#### Dataset entries
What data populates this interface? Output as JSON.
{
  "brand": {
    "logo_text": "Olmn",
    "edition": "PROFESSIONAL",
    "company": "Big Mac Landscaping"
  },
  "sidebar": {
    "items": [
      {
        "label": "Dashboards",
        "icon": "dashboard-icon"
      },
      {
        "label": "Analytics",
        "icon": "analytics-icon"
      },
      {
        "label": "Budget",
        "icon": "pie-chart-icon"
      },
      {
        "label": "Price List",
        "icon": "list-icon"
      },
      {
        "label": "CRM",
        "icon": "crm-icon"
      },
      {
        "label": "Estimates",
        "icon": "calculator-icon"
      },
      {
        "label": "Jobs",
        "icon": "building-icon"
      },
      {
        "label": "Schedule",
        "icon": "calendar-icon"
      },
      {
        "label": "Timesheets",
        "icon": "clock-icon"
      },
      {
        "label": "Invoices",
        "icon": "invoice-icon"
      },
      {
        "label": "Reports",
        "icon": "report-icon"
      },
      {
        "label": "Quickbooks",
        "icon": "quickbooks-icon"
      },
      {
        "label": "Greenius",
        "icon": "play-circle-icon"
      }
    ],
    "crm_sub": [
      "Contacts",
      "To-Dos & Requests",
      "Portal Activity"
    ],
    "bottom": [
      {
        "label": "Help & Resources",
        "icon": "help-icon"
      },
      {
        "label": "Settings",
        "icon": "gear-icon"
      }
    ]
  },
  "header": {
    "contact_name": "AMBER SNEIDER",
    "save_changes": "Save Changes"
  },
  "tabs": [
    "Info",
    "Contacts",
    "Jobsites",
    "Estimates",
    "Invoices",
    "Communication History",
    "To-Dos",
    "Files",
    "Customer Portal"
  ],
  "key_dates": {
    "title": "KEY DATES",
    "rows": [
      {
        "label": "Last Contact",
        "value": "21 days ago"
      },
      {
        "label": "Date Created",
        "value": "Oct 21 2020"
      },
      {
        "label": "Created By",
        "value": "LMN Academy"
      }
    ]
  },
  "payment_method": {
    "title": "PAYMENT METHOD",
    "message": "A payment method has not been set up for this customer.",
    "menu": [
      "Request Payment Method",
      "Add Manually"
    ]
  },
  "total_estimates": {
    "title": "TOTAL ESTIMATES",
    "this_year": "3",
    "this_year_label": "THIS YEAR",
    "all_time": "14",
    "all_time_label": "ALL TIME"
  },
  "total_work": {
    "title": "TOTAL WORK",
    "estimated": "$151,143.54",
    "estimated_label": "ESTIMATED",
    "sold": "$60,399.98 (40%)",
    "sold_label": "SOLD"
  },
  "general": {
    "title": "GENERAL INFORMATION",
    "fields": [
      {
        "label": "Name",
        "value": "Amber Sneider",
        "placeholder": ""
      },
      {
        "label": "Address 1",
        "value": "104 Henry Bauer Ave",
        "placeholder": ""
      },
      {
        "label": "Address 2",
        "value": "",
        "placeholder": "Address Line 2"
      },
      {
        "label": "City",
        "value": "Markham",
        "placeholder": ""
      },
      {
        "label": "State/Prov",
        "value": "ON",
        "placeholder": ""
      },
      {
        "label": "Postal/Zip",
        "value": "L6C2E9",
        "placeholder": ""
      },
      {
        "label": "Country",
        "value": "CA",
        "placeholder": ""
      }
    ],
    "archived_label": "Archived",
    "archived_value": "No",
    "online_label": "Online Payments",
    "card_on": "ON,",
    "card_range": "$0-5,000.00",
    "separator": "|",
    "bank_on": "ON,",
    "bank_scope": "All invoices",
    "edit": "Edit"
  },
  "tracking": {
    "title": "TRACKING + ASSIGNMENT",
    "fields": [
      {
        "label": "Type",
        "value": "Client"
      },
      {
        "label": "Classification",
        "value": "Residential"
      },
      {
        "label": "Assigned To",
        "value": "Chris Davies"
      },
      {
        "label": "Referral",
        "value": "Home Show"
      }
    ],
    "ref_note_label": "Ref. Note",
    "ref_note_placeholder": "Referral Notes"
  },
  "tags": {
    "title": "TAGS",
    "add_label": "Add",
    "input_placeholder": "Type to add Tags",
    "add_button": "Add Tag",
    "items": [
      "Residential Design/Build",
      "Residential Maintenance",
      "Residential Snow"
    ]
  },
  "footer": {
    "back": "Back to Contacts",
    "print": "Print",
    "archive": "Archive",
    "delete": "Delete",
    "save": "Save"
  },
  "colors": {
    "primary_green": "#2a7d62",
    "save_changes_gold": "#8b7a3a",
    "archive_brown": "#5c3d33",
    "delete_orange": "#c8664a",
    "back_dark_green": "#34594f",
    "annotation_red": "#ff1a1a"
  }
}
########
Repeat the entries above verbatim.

What data populates this interface? Output as JSON.
{
  "brand": {
    "logo_text": "Olmn",
    "edition": "PROFESSIONAL",
    "company": "Big Mac Landscaping"
  },
  "sidebar": {
    "items": [
      {
        "label": "Dashboards",
        "icon": "dashboard-icon"
      },
      {
        "label": "Analytics",
        "icon": "analytics-icon"
      },
      {
        "label": "Budget",
        "icon": "pie-chart-icon"
      },
      {
        "label": "Price List",
        "icon": "list-icon"
      },
      {
        "label": "CRM",
        "icon": "crm-icon"
      },
      {
        "label": "Estimates",
        "icon": "calculator-icon"
      },
      {
        "label": "Jobs",
        "icon": "building-icon"
      },
      {
        "label": "Schedule",
        "icon": "calendar-icon"
      },
      {
        "label": "Timesheets",
        "icon": "clock-icon"
      },
      {
        "label": "Invoices",
        "icon": "invoice-icon"
      },
      {
        "label": "Reports",
        "icon": "report-icon"
      },
      {
        "label": "Quickbooks",
        "icon": "quickbooks-icon"
      },
      {
        "label": "Greenius",
        "icon": "play-circle-icon"
      }
    ],
    "crm_sub": [
      "Contacts",
      "To-Dos & Requests",
      "Portal Activity"
    ],
    "bottom": [
      {
        "label": "Help & Resources",
        "icon": "help-icon"
      },
      {
        "label": "Settings",
        "icon": "gear-icon"
      }
    ]
  },
  "header": {
    "contact_name": "AMBER SNEIDER",
    "save_changes": "Save Changes"
  },
  "tabs": [
    "Info",
    "Contacts",
    "Jobsites",
    "Estimates",
    "Invoices",
    "Communication History",
    "To-Dos",
    "Files",
    "Customer Portal"
  ],
  "key_dates": {
    "title": "KEY DATES",
    "rows": [
      {
        "label": "Last Contact",
        "value": "21 days ago"
      },
      {
        "label": "Date Created",
        "value": "Oct 21 2020"
      },
      {
        "label": "Created By",
        "value": "LMN Academy"
      }
    ]
  },
  "payment_method": {
    "title": "PAYMENT METHOD",
    "message": "A payment method has not been set up for this customer.",
    "menu": [
      "Request Payment Method",
      "Add Manually"
    ]
  },
  "total_estimates": {
    "title": "TOTAL ESTIMATES",
    "this_year": "3",
    "this_year_label": "THIS YEAR",
    "all_time": "14",
    "all_time_label": "ALL TIME"
  },
  "total_work": {
    "title": "TOTAL WORK",
    "estimated": "$151,143.54",
    "estimated_label": "ESTIMATED",
    "sold": "$60,399.98 (40%)",
    "sold_label": "SOLD"
  },
  "general": {
    "title": "GENERAL INFORMATION",
    "fields": [
      {
        "label": "Name",
        "value": "Amber Sneider",
        "placeholder": ""
      },
      {
        "label": "Address 1",
        "value": "104 Henry Bauer Ave",
        "placeholder": ""
      },
      {
        "label": "Address 2",
        "value": "",
        "placeholder": "Address Line 2"
      },
      {
        "label": "City",
        "value": "Markham",
        "placeholder": ""
      },
      {
        "label": "State/Prov",
        "value": "ON",
        "placeholder": ""
      },
      {
        "label": "Postal/Zip",
        "value": "L6C2E9",
        "placeholder": ""
      },
      {
        "label": "Country",
        "value": "CA",
        "placeholder": ""
      }
    ],
    "archived_label": "Archived",
    "archived_value": "No",
    "online_label": "Online Payments",
    "card_on": "ON,",
    "card_range": "$0-5,000.00",
    "separator": "|",
    "bank_on": "ON,",
    "bank_scope": "All invoices",
    "edit": "Edit"
  },
  "tracking": {
    "title": "TRACKING + ASSIGNMENT",
    "fields": [
      {
        "label": "Type",
        "value": "Client"
      },
      {
        "label": "Classification",
        "value": "Residential"
      },
      {
        "label": "Assigned To",
        "value": "Chris Davies"
      },
      {
        "label": "Referral",
        "value": "Home Show"
      }
    ],
    "ref_note_label": "Ref. Note",
    "ref_note_placeholder": "Referral Notes"
  },
  "tags": {
    "title": "TAGS",
    "add_label": "Add",
    "input_placeholder": "Type to add Tags",
    "add_button": "Add Tag",
    "items": [
      "Residential Design/Build",
      "Residential Maintenance",
      "Residential Snow"
    ]
  },
  "footer": {
    "back": "Back to Contacts",
    "print": "Print",
    "archive": "Archive",
    "delete": "Delete",
    "save": "Save"
  },
  "colors": {
    "primary_green": "#2a7d62",
    "save_changes_gold": "#8b7a3a",
    "archive_brown": "#5c3d33",
    "delete_orange": "#c8664a",
    "back_dark_green": "#34594f",
    "annotation_red": "#ff1a1a"
  }
}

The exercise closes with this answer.